» Data listing
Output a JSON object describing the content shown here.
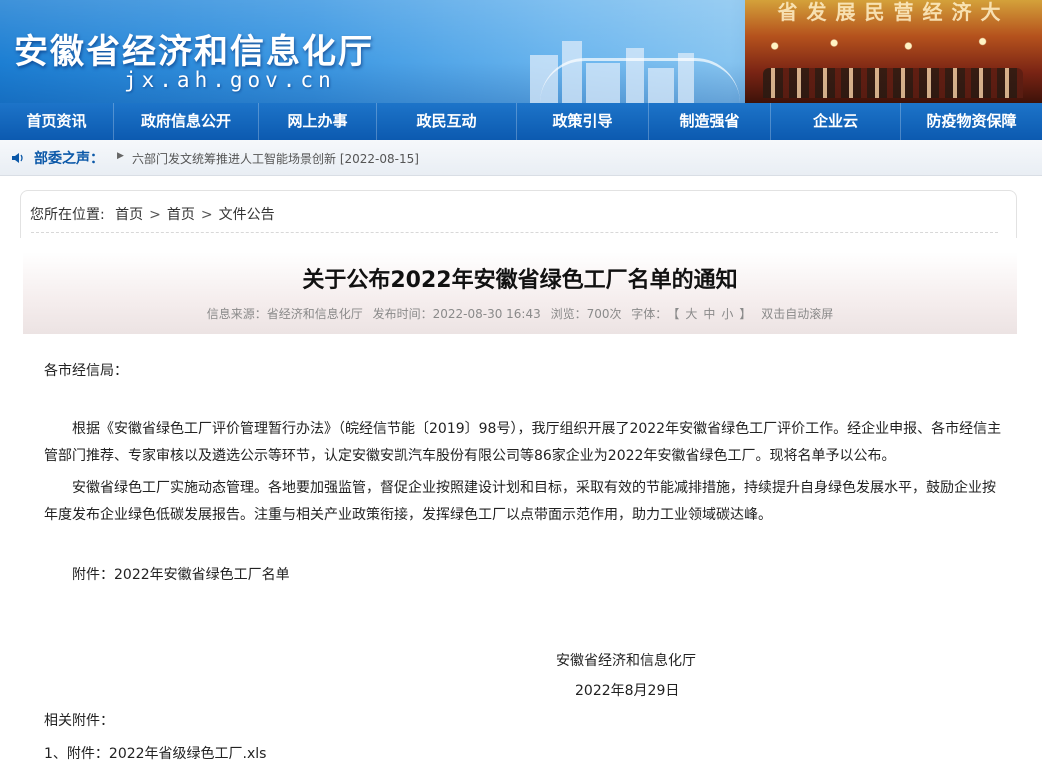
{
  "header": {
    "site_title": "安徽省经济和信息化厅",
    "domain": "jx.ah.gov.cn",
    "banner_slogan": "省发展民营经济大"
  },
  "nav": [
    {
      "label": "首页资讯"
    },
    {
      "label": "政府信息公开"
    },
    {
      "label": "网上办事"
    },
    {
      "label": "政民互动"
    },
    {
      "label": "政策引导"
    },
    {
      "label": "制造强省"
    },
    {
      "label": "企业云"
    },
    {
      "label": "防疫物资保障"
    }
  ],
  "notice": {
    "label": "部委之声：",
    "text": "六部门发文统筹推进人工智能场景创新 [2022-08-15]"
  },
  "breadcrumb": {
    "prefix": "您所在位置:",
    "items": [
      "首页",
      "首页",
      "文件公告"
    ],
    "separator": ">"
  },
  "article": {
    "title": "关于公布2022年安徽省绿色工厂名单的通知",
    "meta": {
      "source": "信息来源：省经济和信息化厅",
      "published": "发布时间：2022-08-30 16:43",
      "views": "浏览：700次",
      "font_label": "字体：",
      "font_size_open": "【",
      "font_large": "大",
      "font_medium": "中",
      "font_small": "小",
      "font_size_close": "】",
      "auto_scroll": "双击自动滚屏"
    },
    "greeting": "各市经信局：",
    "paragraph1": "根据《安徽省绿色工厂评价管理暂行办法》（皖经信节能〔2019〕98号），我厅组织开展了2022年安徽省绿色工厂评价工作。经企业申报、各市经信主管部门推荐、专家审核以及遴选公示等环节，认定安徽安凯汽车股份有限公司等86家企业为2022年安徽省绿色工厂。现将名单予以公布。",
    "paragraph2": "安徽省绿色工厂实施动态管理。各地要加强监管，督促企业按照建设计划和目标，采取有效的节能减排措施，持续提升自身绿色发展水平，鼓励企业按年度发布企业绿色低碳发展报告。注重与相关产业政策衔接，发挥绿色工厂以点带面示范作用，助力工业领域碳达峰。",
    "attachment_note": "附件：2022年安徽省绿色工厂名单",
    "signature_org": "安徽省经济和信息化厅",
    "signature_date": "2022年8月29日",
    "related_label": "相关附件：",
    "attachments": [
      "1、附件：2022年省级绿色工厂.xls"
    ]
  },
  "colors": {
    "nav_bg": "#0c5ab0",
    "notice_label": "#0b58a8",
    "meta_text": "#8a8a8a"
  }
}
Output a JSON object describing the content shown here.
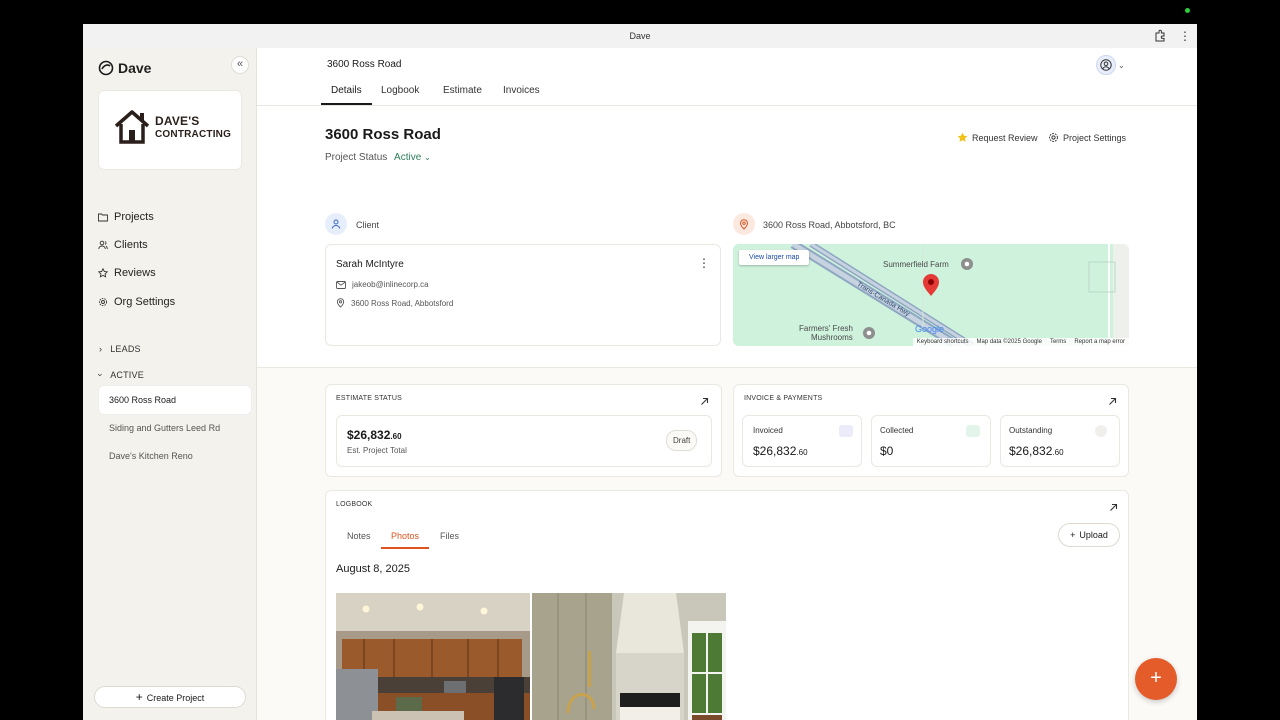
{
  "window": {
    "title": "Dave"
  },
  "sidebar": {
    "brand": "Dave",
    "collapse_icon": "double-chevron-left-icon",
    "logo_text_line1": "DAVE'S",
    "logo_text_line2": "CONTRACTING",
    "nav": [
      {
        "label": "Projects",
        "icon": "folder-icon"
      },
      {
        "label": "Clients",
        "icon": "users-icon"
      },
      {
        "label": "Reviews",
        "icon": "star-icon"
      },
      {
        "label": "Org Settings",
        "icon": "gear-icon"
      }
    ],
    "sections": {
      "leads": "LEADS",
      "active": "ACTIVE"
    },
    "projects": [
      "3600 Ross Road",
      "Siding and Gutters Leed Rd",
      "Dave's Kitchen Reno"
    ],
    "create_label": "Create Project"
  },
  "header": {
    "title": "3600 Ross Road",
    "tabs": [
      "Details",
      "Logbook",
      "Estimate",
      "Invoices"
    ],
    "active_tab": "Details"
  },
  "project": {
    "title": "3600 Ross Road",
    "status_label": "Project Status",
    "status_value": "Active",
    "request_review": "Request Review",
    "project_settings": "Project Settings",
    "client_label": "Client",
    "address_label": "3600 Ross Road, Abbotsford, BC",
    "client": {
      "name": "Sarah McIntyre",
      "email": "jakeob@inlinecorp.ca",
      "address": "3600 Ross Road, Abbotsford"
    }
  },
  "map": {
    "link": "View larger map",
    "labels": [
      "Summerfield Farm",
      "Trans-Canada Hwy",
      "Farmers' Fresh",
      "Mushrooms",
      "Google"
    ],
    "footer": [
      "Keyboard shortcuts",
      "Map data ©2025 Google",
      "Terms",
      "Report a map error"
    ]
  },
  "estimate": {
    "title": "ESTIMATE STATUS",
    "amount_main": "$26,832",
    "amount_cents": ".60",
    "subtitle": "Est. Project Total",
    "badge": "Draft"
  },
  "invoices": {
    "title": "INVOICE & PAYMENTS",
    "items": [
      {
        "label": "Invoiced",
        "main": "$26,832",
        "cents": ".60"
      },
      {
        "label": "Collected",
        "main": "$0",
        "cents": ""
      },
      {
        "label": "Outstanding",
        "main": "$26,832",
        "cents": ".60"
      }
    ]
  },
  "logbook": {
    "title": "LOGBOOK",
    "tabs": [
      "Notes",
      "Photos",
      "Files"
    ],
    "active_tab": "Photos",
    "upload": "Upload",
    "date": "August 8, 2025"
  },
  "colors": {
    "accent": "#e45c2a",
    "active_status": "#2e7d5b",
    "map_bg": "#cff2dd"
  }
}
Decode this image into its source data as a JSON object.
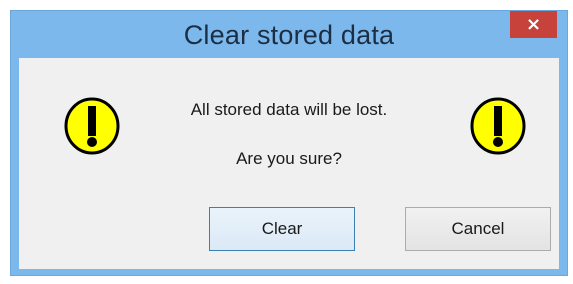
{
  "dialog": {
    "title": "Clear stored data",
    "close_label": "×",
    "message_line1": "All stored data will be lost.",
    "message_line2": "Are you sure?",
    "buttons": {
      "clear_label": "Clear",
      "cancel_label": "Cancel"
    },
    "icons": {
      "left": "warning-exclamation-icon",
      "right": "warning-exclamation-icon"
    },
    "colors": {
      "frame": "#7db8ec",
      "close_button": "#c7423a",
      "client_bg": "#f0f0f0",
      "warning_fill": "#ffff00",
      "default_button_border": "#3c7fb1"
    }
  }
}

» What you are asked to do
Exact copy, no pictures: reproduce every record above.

» Solution to this exercise
Output a JSON object describing the content shown here.
{
  "header": {
    "site_title": "安徽省经济和信息化厅",
    "domain": "jx.ah.gov.cn",
    "banner_slogan": "省发展民营经济大"
  },
  "nav": [
    {
      "label": "首页资讯"
    },
    {
      "label": "政府信息公开"
    },
    {
      "label": "网上办事"
    },
    {
      "label": "政民互动"
    },
    {
      "label": "政策引导"
    },
    {
      "label": "制造强省"
    },
    {
      "label": "企业云"
    },
    {
      "label": "防疫物资保障"
    }
  ],
  "notice": {
    "label": "部委之声：",
    "text": "六部门发文统筹推进人工智能场景创新 [2022-08-15]"
  },
  "breadcrumb": {
    "prefix": "您所在位置:",
    "items": [
      "首页",
      "首页",
      "文件公告"
    ],
    "separator": ">"
  },
  "article": {
    "title": "关于公布2022年安徽省绿色工厂名单的通知",
    "meta": {
      "source": "信息来源：省经济和信息化厅",
      "published": "发布时间：2022-08-30 16:43",
      "views": "浏览：700次",
      "font_label": "字体：",
      "font_size_open": "【",
      "font_large": "大",
      "font_medium": "中",
      "font_small": "小",
      "font_size_close": "】",
      "auto_scroll": "双击自动滚屏"
    },
    "greeting": "各市经信局：",
    "paragraph1": "根据《安徽省绿色工厂评价管理暂行办法》（皖经信节能〔2019〕98号），我厅组织开展了2022年安徽省绿色工厂评价工作。经企业申报、各市经信主管部门推荐、专家审核以及遴选公示等环节，认定安徽安凯汽车股份有限公司等86家企业为2022年安徽省绿色工厂。现将名单予以公布。",
    "paragraph2": "安徽省绿色工厂实施动态管理。各地要加强监管，督促企业按照建设计划和目标，采取有效的节能减排措施，持续提升自身绿色发展水平，鼓励企业按年度发布企业绿色低碳发展报告。注重与相关产业政策衔接，发挥绿色工厂以点带面示范作用，助力工业领域碳达峰。",
    "attachment_note": "附件：2022年安徽省绿色工厂名单",
    "signature_org": "安徽省经济和信息化厅",
    "signature_date": "2022年8月29日",
    "related_label": "相关附件：",
    "attachments": [
      "1、附件：2022年省级绿色工厂.xls"
    ]
  },
  "colors": {
    "nav_bg": "#0c5ab0",
    "notice_label": "#0b58a8",
    "meta_text": "#8a8a8a"
  }
}
Output a JSON object describing the content shown here.
{
  "window": {
    "title": "Dave"
  },
  "sidebar": {
    "brand": "Dave",
    "collapse_icon": "double-chevron-left-icon",
    "logo_text_line1": "DAVE'S",
    "logo_text_line2": "CONTRACTING",
    "nav": [
      {
        "label": "Projects",
        "icon": "folder-icon"
      },
      {
        "label": "Clients",
        "icon": "users-icon"
      },
      {
        "label": "Reviews",
        "icon": "star-icon"
      },
      {
        "label": "Org Settings",
        "icon": "gear-icon"
      }
    ],
    "sections": {
      "leads": "LEADS",
      "active": "ACTIVE"
    },
    "projects": [
      "3600 Ross Road",
      "Siding and Gutters Leed Rd",
      "Dave's Kitchen Reno"
    ],
    "create_label": "Create Project"
  },
  "header": {
    "title": "3600 Ross Road",
    "tabs": [
      "Details",
      "Logbook",
      "Estimate",
      "Invoices"
    ],
    "active_tab": "Details"
  },
  "project": {
    "title": "3600 Ross Road",
    "status_label": "Project Status",
    "status_value": "Active",
    "request_review": "Request Review",
    "project_settings": "Project Settings",
    "client_label": "Client",
    "address_label": "3600 Ross Road, Abbotsford, BC",
    "client": {
      "name": "Sarah McIntyre",
      "email": "jakeob@inlinecorp.ca",
      "address": "3600 Ross Road, Abbotsford"
    }
  },
  "map": {
    "link": "View larger map",
    "labels": [
      "Summerfield Farm",
      "Trans-Canada Hwy",
      "Farmers' Fresh",
      "Mushrooms",
      "Google"
    ],
    "footer": [
      "Keyboard shortcuts",
      "Map data ©2025 Google",
      "Terms",
      "Report a map error"
    ]
  },
  "estimate": {
    "title": "ESTIMATE STATUS",
    "amount_main": "$26,832",
    "amount_cents": ".60",
    "subtitle": "Est. Project Total",
    "badge": "Draft"
  },
  "invoices": {
    "title": "INVOICE & PAYMENTS",
    "items": [
      {
        "label": "Invoiced",
        "main": "$26,832",
        "cents": ".60"
      },
      {
        "label": "Collected",
        "main": "$0",
        "cents": ""
      },
      {
        "label": "Outstanding",
        "main": "$26,832",
        "cents": ".60"
      }
    ]
  },
  "logbook": {
    "title": "LOGBOOK",
    "tabs": [
      "Notes",
      "Photos",
      "Files"
    ],
    "active_tab": "Photos",
    "upload": "Upload",
    "date": "August 8, 2025"
  },
  "colors": {
    "accent": "#e45c2a",
    "active_status": "#2e7d5b",
    "map_bg": "#cff2dd"
  }
}
Decode this image into its source data as a JSON object.
{
  "dialog": {
    "title": "Clear stored data",
    "close_label": "×",
    "message_line1": "All stored data will be lost.",
    "message_line2": "Are you sure?",
    "buttons": {
      "clear_label": "Clear",
      "cancel_label": "Cancel"
    },
    "icons": {
      "left": "warning-exclamation-icon",
      "right": "warning-exclamation-icon"
    },
    "colors": {
      "frame": "#7db8ec",
      "close_button": "#c7423a",
      "client_bg": "#f0f0f0",
      "warning_fill": "#ffff00",
      "default_button_border": "#3c7fb1"
    }
  }
}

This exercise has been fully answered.